Aspects of resistance to phenoxy herbicides in nodding thistle (Carduus nutans L.) : a thesis presented in partial fulfilment of the requirements for the degree of Doctor of Philosophy at Massey University

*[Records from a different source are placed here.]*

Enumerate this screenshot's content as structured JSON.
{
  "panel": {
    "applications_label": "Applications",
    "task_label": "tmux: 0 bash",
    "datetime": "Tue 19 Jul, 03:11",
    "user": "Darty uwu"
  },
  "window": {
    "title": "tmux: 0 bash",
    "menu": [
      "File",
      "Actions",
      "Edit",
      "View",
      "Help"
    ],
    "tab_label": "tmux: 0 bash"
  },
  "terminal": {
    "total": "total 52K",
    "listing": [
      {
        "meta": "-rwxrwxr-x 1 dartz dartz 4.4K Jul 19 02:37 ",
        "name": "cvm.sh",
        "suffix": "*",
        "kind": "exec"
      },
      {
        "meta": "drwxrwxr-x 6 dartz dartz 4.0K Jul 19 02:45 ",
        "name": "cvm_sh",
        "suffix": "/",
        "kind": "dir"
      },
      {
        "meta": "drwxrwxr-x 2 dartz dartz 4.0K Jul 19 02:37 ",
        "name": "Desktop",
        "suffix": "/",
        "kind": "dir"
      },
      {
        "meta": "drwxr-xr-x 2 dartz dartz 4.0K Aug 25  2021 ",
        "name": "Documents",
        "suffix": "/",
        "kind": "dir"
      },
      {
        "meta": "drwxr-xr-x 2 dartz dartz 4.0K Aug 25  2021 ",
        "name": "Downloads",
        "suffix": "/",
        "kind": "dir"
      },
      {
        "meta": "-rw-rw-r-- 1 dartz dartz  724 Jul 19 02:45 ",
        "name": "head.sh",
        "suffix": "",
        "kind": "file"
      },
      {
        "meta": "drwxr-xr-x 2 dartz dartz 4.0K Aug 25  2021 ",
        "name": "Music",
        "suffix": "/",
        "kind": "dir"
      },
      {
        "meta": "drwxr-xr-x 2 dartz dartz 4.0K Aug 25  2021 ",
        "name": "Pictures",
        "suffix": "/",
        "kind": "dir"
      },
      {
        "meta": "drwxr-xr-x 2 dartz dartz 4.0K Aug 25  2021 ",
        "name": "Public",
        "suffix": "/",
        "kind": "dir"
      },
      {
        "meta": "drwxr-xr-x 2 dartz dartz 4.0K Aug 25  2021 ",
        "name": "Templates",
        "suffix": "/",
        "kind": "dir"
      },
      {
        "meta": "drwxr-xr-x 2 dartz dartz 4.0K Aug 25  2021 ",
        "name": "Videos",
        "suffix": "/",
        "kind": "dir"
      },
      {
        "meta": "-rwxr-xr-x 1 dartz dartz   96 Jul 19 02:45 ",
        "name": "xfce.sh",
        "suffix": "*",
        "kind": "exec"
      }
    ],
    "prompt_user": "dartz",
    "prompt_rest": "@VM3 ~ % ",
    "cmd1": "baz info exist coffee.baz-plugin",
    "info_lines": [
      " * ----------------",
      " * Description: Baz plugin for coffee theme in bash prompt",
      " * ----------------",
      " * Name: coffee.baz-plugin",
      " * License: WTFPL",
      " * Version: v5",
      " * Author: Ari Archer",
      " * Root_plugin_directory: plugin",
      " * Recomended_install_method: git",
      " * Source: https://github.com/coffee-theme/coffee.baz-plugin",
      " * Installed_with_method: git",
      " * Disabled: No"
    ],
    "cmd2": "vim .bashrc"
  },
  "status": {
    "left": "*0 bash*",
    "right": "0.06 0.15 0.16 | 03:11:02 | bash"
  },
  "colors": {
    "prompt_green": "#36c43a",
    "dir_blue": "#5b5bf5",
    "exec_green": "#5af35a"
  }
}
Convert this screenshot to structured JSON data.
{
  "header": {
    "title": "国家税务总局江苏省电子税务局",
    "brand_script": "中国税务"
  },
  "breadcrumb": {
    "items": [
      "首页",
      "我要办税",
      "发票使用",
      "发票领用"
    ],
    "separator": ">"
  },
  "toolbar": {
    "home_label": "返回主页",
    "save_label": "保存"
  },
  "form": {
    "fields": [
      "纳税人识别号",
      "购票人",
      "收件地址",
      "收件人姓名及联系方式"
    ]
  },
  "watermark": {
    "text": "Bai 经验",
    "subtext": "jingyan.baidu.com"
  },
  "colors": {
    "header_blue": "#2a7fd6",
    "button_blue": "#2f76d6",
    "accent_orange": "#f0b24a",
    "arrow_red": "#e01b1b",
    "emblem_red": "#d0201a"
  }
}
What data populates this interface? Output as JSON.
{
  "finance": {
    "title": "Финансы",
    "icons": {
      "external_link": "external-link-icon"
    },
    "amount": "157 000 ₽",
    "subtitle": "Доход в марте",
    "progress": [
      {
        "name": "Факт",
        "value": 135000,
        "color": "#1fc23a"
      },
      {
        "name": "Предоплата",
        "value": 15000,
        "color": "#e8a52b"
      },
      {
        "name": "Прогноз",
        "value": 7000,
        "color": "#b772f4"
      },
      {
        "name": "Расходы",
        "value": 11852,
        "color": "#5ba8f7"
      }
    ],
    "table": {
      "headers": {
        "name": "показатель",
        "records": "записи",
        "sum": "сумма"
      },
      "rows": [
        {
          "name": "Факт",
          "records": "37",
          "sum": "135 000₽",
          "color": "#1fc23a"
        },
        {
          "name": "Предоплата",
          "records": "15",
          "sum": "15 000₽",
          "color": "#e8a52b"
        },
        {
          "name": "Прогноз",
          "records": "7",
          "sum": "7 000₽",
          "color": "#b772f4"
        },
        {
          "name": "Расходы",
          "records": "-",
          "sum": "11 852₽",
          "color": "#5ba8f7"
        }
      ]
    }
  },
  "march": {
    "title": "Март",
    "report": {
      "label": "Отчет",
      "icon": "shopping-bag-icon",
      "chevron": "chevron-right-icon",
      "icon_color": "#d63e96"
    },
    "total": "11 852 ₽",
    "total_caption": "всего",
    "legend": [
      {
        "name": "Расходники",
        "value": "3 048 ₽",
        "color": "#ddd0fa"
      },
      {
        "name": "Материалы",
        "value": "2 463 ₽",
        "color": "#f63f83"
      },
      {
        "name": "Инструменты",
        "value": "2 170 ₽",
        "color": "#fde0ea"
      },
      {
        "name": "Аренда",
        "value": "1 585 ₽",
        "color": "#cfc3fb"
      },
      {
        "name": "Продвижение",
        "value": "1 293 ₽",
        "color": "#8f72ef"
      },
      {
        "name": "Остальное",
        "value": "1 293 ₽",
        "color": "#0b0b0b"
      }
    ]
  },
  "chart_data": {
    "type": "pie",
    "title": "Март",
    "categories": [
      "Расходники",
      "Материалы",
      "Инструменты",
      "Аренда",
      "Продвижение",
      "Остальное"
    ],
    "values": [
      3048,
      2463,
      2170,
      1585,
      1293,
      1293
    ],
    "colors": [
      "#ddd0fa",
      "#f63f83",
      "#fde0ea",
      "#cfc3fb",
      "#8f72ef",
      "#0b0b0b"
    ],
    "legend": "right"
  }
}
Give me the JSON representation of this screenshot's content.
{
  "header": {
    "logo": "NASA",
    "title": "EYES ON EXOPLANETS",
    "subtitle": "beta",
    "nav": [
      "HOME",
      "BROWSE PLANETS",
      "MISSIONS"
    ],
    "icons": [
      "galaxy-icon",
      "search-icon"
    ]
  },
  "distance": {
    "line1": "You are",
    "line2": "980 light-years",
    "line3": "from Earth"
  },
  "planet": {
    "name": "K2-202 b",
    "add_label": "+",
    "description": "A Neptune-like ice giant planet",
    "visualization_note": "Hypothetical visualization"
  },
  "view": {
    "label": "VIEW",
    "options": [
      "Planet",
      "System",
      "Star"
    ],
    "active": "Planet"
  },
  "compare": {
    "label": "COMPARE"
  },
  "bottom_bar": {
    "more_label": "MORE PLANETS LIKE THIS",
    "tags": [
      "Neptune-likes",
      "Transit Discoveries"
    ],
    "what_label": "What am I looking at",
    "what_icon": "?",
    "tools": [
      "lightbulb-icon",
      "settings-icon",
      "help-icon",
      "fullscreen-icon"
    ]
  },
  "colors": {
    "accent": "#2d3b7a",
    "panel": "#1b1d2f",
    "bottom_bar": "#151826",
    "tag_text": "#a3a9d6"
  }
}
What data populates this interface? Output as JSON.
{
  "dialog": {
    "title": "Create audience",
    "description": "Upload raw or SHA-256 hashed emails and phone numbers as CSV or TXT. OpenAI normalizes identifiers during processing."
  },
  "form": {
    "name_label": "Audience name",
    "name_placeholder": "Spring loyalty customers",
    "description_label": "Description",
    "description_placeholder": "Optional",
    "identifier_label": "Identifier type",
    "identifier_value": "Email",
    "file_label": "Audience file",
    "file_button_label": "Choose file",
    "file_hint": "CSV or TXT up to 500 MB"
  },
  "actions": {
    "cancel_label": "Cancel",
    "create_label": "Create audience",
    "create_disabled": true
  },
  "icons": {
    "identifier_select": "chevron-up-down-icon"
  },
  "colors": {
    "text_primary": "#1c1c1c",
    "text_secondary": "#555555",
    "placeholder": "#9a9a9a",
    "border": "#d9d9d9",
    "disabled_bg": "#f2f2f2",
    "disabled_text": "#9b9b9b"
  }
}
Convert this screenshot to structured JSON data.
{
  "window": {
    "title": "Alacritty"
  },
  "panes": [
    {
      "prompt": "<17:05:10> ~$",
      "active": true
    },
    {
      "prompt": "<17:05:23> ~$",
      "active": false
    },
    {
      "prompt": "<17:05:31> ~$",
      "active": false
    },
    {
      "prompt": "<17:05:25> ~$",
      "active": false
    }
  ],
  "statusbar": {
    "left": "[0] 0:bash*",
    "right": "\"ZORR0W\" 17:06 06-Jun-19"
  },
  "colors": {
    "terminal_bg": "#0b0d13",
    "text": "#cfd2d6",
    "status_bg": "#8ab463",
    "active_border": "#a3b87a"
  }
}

A nodding thistle (Carduus nutans L.) population had been reported from Argyll in Hawkes Bay, New Zealand, which had poor susceptibility to MCPA and 2,4-D. Plants from the Argyll population were grown beside another Hawkes Bay nodding thistle population in a glasshouse and their dose response curves for MCPA were compared in three separate experiments. The Argyll population was significantly less susceptible to MCPA in all experiments, though the magnitude of resistance varied between experiments from 5-fold to 14-fold. When grown beside each other in the field, the Argyll population was 7 times more resistant to MCPA than the other population. A range of other herbicides was applied to the Argyll nodding thistle population. Cross-resistance was detected for 2,4-D and MCPB, but no significant decreases in susceptibility were detected with mecoprop, clopyralid, picloram, dicamba, paraquat/diquat or glyphosate. A significant reduction in susceptibility to tribenuron-methyl was measured in a field experiment, but this difference was not apparent when the experiment was repeated in a glasshouse. The cross-resistance to MCPA, MCPB and 2,4-D meant selective control of nodding thistle at Argyll in clover-based pastures was now very difficult to achieve. Nodding thistle populations from 20 Hawkes Bay and 7 Waikato properties were tested for resistance to MCPA, and significant levels of resistance were detected in 14 of these populations. Interviews of property owners indicated that resistance had developed where 2,4-D or MCPA had been applied annually for many years, whereas properties without resistance had been sprayed less regularly. Resistant and susceptible nodding thistle seedlings were grown together at a 1:1 ratio under conditions of nutrient stress to determine whether herbicide-resistant nodding thistle plants are less competitive than normal. No difference was detected between the resistant and susceptible biotypes used. Under some conditions, susceptible plants were more likely to have high trichome densities on their leaves, but this trait was found to be too variable and not correlated closely enough with herbicide susceptibility to be useful in distinguishing between resistant and susceptible biotypes. Significant differences in susceptibility to MCPA were maintained between resistant and susceptible biotypes even when leaf surfaces were damaged to allow better foliar penetration of the herbicide, or when herbicide was applied to plants via the root system. Thus the mode of resistance did not appear to involve difficulties with foliar uptake. Studies with radiolabelled 2,4-D confirmed that resistance did not relate to poor leaf penetration. These experiments indicated that 2,4-D was broken down more rapidly in resistant plants. Other findings were that 2,4-D or its metabolites were released in greater quantities from the root systems of susceptible plants, and that herbicide molecules were more difficult to extract from the interior of susceptible plants, possibly due to increased binding. Reasons why resistance to phenoxy herbicides has developed in nodding thistle are discussed, and techniques for controlling resistant populations selectively in pastures and preventing further resistance from developing are also analysed.